It’s obvious to most that the key to observing anything is having a way to see whatever you want to see. For matters of enterprise strategy execution, this is where many organizations fall short, according to their leaders.
As it stands, most enterprise leaders have no visibility into what work is being executed, whether the work that’s happening is moving forward, what value the work is driving, who’s doing the work, whether those people are the right people for the work, and whether those people are engaged and productive.
Why don’t leaders have the visibility they need to drive strategy execution?
Most large companies work in silos, aimed at enabling smaller parts of what they need to do while missing the bigger picture. Traditional ways of working were the right solution during less volatile times, but most industries’ realities have changed, especially in light of the current public health crisis and the need to work in distributed, remote ways.
Pressure is mounting outside of companies. The pace of change is faster than ever, and companies face stiff competition on all sides. Customers want new products delivered in new ways, often in new markets. Meanwhile, leaders have to manage costs and deliver best-in-class returns to shareholders.
Innovation required to achieve mission-critical goals is risky and calls for capabilities companies may not have. Many leaders are still figuring out where they need to go and who, exactly, can help them get there. The people they need may already be employees, but they often aren’t. Chances are, most leaders can’t efficiently determine if their employees have the capabilities needed to execute their strategies. If they do decide to look outside their companies for help, options for accessing external resources — like other solutions for managing resources — often take too long, cost too much, and are too hard to use.

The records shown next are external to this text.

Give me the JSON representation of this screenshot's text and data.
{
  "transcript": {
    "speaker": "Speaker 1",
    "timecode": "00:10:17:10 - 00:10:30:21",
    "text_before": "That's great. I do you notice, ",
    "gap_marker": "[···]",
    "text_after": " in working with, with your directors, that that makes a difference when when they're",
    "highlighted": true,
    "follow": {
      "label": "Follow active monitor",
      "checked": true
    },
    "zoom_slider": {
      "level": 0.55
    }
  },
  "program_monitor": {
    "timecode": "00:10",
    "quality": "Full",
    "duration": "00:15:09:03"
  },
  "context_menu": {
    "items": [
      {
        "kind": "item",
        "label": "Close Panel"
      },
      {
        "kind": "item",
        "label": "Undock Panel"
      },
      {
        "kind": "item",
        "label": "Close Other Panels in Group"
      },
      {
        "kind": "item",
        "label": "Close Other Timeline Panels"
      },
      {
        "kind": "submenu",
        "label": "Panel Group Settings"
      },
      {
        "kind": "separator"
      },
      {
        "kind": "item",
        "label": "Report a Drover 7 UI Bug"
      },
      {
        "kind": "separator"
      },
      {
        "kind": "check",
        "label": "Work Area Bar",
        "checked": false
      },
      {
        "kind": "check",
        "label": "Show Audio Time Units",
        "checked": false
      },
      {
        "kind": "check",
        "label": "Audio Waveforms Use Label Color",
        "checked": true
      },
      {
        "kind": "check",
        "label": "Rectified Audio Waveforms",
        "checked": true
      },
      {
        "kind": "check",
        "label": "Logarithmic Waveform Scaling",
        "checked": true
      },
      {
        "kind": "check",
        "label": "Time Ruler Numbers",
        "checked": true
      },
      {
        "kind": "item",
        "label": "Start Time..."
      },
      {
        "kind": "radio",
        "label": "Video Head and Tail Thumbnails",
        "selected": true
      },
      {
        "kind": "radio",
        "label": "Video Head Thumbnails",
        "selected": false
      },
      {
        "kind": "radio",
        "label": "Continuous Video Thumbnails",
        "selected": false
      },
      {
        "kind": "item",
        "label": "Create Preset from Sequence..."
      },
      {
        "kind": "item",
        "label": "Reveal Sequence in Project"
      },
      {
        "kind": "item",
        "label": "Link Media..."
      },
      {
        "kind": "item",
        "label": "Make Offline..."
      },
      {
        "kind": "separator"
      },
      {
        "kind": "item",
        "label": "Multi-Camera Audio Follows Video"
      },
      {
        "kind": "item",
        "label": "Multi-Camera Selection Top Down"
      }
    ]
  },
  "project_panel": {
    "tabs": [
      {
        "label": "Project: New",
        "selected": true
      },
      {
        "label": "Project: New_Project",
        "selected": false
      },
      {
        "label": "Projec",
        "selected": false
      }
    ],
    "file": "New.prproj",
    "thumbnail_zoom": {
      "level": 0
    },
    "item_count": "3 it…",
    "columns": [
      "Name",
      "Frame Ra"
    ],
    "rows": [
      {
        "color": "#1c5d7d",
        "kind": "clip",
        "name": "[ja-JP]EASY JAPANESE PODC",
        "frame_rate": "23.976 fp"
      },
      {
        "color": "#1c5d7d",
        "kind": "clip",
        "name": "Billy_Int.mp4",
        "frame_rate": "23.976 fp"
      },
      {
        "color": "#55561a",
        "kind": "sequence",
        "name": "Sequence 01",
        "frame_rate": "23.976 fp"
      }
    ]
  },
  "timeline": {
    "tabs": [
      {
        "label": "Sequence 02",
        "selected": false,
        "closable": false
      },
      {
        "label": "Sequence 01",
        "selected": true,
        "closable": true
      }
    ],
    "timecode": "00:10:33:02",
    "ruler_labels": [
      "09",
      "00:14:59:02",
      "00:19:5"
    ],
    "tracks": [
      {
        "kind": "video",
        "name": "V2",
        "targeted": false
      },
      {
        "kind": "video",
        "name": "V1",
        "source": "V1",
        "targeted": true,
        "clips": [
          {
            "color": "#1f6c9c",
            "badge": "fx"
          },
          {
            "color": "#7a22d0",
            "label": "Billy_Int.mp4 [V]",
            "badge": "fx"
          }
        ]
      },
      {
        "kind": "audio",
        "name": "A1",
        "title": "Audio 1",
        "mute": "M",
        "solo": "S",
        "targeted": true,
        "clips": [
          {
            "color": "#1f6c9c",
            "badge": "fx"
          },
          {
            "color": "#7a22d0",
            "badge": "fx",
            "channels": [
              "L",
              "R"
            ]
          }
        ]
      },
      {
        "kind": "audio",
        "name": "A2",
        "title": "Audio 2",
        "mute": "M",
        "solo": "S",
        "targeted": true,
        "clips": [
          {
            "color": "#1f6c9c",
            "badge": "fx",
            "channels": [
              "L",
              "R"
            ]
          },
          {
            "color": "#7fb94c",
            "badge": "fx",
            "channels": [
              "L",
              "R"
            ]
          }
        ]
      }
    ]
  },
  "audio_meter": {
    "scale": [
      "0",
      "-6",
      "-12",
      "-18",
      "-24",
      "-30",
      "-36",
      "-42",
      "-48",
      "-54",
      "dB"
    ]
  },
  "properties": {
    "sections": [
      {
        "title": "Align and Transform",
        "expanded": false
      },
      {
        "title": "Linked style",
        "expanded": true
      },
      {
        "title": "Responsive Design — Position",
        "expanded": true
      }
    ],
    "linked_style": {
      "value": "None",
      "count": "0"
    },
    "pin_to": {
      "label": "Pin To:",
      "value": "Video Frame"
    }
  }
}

More broadly, work often isn’t aligned to a company’s most important goals, and it’s difficult to continuously align and re-align resources with strategic work. Further, critical data inputs to enable decision-making are hard to piece together, unreliable, and often out-of-date by the time leaders see reports. This also makes it hard for employees to understand why their work matters and what opportunities even exist. This leads to disengagement, lower productivity, and higher attrition.
Watch the video excerpt and access the full recording of a recent LiveCast with Bryan Fontaine, Former Executive Vice President of Bose, with Pat Petitti, co-CEO and co-Founder of Catalant, to learn how you can improve enterprise effectiveness with cross-functional execution.
Improving Enterprise Effectiveness with Cross-Functional Execution
Watch the full recorded LiveCast with Bryan Fontaine, former EVP of Global Operations of Bose, and Pat Petitti, co-CEO & co-Founder of Catalant.
How do I start the journey of Convergence?
Our SaaS platform and Expert Marketplace are purpose-built to enable strategy execution and the benefits of convergence. Catalant helps companies organize strategic work, access and allocate the people needed to do it, and track progress against what they set out to achieve.
It starts with capturing a business’ strategic objectives, breaking down and aligning work with the value it needs to drive, accessing and allocating the right employees and external resources from our Expert Marketplace, measuring work’s progress and value, and providing data-driven intelligence to improve how it all gets done.
We designed our products this way because of the insights we’ve learned from customers, who include more than 30% of the Fortune 100.